WHAT YOU ARE ASKED TO DO: Nothing belongs in the answer except the lines of the material that include "options".

MATERIAL FOR THIS TASK:
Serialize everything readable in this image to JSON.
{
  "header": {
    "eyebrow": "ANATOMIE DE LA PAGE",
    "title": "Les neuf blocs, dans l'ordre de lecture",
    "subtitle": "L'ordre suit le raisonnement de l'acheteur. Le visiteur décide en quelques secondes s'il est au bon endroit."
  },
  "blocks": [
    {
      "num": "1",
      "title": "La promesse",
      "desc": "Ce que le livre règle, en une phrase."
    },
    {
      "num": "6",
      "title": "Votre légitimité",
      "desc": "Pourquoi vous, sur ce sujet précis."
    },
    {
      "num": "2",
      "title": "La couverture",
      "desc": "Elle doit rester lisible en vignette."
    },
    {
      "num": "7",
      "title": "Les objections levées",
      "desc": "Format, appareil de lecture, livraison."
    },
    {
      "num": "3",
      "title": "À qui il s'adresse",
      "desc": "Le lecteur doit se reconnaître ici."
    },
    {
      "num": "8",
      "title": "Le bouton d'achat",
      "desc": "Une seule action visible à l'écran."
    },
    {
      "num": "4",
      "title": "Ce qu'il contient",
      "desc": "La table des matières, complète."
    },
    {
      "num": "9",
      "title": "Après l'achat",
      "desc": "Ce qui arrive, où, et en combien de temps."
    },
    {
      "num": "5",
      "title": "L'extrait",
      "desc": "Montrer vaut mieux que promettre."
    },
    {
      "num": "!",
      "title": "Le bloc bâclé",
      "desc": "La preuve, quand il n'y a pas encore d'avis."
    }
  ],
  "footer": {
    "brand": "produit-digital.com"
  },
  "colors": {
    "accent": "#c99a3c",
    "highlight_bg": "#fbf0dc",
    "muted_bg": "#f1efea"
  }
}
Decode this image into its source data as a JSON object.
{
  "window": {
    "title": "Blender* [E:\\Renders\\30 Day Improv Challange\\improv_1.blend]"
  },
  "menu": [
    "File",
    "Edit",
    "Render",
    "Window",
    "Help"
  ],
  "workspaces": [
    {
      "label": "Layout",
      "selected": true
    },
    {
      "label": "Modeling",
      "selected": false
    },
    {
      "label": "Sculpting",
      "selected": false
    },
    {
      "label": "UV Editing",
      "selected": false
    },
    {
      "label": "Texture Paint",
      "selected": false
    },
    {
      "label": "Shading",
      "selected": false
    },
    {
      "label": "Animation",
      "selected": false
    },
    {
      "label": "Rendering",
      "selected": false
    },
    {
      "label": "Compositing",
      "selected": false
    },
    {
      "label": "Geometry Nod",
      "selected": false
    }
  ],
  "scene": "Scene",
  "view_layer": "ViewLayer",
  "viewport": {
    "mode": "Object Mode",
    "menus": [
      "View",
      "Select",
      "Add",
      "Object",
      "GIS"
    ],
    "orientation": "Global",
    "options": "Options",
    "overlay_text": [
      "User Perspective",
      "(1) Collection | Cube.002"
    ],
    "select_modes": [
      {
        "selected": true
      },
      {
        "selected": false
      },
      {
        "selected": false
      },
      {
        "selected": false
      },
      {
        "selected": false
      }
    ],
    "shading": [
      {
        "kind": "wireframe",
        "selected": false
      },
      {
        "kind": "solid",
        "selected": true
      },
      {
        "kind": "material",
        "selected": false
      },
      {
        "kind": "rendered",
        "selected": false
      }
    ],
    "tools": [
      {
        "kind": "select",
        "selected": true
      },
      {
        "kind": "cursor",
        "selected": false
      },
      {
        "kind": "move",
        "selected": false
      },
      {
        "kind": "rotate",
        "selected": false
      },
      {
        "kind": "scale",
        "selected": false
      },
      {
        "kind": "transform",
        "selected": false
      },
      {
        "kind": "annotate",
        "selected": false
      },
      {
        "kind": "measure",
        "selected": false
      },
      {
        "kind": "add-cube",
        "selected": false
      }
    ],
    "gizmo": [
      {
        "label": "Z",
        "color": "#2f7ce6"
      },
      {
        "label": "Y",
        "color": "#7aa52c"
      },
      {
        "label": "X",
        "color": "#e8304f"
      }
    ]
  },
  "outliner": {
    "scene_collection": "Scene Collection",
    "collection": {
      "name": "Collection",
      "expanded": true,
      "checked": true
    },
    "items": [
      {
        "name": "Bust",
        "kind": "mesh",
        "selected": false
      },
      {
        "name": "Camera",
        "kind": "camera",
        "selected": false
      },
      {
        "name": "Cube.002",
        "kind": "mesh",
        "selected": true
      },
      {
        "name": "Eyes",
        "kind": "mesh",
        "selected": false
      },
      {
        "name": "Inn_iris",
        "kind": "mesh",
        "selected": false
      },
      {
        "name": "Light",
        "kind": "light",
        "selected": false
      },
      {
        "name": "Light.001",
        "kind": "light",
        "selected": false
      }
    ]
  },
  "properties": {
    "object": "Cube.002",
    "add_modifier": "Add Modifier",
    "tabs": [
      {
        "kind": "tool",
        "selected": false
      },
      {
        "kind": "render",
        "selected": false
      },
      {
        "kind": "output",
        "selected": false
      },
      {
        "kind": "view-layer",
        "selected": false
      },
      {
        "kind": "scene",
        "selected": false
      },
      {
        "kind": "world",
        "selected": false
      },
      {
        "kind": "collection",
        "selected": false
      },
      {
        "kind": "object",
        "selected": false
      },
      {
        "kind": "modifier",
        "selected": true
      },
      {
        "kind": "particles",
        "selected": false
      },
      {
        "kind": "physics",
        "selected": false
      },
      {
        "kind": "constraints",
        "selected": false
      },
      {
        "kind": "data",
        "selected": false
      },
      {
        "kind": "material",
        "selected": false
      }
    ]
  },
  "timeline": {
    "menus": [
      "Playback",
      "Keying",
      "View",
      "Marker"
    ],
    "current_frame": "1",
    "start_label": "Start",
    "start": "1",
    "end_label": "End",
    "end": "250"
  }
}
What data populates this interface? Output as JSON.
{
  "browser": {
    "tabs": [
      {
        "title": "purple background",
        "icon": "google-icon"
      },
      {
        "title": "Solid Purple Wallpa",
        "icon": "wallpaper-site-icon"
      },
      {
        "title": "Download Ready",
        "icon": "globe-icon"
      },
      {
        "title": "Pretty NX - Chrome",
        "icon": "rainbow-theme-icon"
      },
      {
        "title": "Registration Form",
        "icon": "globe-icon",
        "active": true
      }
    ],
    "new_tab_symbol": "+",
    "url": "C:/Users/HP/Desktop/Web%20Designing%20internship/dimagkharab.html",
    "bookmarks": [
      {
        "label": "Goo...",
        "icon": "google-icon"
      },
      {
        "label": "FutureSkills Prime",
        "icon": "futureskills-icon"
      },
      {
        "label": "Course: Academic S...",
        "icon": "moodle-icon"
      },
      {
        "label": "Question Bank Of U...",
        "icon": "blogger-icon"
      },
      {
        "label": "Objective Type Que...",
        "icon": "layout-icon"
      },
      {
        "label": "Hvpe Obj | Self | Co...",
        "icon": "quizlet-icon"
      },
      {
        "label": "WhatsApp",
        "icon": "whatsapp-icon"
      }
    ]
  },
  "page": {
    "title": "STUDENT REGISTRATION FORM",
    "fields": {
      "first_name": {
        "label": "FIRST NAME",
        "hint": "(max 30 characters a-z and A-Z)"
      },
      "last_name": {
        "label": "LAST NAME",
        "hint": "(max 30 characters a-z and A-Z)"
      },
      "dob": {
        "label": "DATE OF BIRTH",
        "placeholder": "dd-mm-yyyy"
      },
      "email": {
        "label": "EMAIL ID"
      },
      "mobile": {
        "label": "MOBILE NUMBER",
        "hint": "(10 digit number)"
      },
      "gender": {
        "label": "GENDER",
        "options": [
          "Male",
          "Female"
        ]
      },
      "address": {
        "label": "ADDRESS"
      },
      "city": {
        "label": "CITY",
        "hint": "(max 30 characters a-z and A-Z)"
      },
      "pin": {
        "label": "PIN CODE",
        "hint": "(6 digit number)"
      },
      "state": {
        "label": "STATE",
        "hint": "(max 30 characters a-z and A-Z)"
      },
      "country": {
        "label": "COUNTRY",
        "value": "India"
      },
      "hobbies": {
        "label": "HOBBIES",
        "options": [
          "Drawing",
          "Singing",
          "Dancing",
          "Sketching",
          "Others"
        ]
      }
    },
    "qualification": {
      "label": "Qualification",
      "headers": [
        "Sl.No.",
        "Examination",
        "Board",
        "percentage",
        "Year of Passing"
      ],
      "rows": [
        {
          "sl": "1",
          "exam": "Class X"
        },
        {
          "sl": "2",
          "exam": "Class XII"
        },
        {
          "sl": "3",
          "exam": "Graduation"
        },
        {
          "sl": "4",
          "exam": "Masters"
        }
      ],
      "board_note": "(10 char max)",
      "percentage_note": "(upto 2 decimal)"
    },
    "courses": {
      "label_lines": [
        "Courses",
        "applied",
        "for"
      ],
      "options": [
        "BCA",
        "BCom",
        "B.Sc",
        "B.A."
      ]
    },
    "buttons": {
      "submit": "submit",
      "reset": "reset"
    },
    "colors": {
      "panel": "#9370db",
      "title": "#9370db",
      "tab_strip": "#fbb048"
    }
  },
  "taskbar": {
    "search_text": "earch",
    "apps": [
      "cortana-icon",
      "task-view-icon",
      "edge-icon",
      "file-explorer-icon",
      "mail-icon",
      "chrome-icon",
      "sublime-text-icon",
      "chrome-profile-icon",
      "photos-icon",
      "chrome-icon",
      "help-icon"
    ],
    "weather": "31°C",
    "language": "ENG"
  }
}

ANSWER TO THIS PROBLEM:
    "options": "Options",
        "options": [
        "options": [
      "options": [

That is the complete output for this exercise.